gooseberries

DSC_0034

green strawberries

I’m linking up with Soulemama today: I love the idea of gardeners all over the world sharing their plots. What’s more, sometimes Amanda posts a garden cocktail recipe. I’m not normally a great cocktail fan, but she had me at the Rhubarb Collins – another great incentive to persevere with growing.

Allotment secrets

The days are getting longer and I am itching to start our first full growing season on the new allotment. But there’s nothing I can do there yet. Sheffield has escaped flooding this year, thank goodness, but still the ground is waterlogged.

Our allotment: very much a work in progress

Our allotment: very much a work in progress

This week we had some pale sunshine and I wandered down to the site to see what I would find. There’s a strange tension on a warm day in February: I welcome the break in wintry grey and the sudden loudness of birdsong in the woods but I also fear that plants will start to push through too soon. The weather is fickle at this time year and a week of mild temperatures can be followed by iron frosts: last year we had thick snow at the end of March.

DSC_0019

DSC_0022

On the allotments there is an air of expectancy. Most of the plots that I first saw bursting with produce back in August are empty now. Here and there I spot a few leeks, some overblown brassicas, but on the whole the beds are a uniform brown, naked beneath the watery sky.

A few are covered in thick layers of manure: it looks as though nothing is happening but I am obsessed with soil these days and I know billions of organisms are active below the surface, pulling down goodness, working fertility, preparing the way for sowing and harvest.

DSC_0006

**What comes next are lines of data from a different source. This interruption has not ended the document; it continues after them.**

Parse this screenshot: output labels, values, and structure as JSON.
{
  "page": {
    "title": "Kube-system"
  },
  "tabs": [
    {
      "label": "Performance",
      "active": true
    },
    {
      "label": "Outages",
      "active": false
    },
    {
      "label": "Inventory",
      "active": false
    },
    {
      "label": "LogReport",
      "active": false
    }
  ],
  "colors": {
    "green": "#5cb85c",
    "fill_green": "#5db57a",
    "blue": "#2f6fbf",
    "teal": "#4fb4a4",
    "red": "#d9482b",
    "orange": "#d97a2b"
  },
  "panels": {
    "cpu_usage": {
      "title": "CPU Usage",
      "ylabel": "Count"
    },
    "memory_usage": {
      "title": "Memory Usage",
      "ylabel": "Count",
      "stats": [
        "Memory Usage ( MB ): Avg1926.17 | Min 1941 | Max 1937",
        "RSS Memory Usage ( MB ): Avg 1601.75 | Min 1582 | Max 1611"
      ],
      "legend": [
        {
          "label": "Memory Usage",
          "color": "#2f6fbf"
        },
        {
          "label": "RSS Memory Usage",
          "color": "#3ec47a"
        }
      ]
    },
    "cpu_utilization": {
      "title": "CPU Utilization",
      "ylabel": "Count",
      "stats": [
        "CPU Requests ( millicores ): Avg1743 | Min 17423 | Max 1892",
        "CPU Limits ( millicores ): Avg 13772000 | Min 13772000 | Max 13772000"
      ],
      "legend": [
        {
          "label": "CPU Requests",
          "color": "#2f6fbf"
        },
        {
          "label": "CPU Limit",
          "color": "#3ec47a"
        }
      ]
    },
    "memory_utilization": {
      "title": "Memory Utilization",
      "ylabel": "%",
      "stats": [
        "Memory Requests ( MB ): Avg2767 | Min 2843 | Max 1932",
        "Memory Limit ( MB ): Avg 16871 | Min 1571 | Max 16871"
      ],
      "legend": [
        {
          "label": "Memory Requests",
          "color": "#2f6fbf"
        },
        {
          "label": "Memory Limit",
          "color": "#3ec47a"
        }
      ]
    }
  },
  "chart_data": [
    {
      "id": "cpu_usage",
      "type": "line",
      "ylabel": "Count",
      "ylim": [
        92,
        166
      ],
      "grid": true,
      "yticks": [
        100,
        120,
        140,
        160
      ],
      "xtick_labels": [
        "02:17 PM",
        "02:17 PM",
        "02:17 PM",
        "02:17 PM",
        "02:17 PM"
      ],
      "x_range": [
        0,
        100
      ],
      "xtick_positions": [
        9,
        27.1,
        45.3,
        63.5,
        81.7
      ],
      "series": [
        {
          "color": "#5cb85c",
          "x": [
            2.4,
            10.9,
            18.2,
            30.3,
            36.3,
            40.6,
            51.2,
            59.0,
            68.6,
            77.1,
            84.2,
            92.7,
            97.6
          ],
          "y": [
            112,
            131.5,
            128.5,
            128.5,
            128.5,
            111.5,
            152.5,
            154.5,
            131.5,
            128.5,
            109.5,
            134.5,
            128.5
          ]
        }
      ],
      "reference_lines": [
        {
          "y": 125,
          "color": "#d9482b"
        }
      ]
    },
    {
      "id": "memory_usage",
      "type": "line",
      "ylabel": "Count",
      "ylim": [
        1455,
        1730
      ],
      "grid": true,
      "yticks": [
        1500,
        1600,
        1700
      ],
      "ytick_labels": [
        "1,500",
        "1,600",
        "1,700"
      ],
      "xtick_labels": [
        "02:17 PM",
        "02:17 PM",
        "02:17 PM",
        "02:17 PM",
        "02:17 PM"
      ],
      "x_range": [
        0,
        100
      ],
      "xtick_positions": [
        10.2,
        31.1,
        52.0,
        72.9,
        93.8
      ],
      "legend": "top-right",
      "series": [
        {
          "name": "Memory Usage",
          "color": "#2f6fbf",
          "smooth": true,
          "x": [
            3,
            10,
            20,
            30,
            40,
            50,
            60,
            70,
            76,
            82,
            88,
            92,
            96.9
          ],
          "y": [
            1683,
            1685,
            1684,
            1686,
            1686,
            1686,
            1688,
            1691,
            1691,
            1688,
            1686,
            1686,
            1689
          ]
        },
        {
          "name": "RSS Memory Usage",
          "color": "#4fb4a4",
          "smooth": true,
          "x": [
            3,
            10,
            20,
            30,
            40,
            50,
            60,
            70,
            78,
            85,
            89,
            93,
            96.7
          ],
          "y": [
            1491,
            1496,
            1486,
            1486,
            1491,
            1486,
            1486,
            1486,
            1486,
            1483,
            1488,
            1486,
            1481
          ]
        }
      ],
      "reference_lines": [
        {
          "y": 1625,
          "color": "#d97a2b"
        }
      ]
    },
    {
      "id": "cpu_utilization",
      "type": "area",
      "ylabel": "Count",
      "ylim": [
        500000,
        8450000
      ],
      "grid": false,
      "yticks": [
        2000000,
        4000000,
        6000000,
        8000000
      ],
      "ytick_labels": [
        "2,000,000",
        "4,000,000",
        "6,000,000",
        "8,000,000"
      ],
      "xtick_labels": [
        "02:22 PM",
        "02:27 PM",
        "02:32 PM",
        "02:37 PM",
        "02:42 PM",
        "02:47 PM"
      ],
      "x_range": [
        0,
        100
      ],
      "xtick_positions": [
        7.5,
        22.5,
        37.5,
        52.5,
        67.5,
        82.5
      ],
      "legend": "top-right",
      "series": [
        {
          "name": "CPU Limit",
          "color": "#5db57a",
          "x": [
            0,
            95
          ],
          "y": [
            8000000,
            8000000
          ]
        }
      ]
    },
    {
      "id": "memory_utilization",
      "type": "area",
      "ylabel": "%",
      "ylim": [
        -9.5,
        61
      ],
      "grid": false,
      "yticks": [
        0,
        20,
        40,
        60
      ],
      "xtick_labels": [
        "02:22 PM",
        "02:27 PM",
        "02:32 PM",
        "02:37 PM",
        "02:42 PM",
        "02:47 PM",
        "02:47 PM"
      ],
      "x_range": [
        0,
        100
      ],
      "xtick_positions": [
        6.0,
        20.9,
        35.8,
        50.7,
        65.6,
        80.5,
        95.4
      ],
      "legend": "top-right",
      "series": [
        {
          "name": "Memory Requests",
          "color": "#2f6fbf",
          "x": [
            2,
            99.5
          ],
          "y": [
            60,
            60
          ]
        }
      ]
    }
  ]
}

Every so often the earth offers a glimpse of spring. Crimson rhubarb tips, startling in their brightness; a clump of snowdrops.

DSC_0032Nobody needs a snowdrop on an allotment and it makes me smile to think of someone defiantly planting them on this very practical prospect of rickety sheds, raised beds and upturned wheelbarrows.

DSC_0034

I think there has been some secret revelry while most of us gardeners were curled up in our warm houses. The scarecrows that won a prize in last year’s allotment competition are looking decidedly the worse for wear.

Before ...
Before …
After
After

I’m about to move on when I see something strange is also happening on the scarecrow-plot’s shed. They’ve put a green roof on it, these enterprising allotment neighbours of ours.

DSC_0002

Back in the summer it was thick with grass and wild flowers but now the vegetation has died back a bit to reveal a whole new world, a jumbled-up jungle, a scrambled safari park.

DSC_0023DSC_0024DSC_0025DSC_0026It’s compelling, the liminality of this place, this time of year. The allotments are in the city but barely of it, full of bustle and busyness but keeping their activity silent and hidden. The season is mostly winter but also teetering on the threshold of spring. No wonder there is magic on the shed roof.

What else am I missing, I wonder as I turn for home.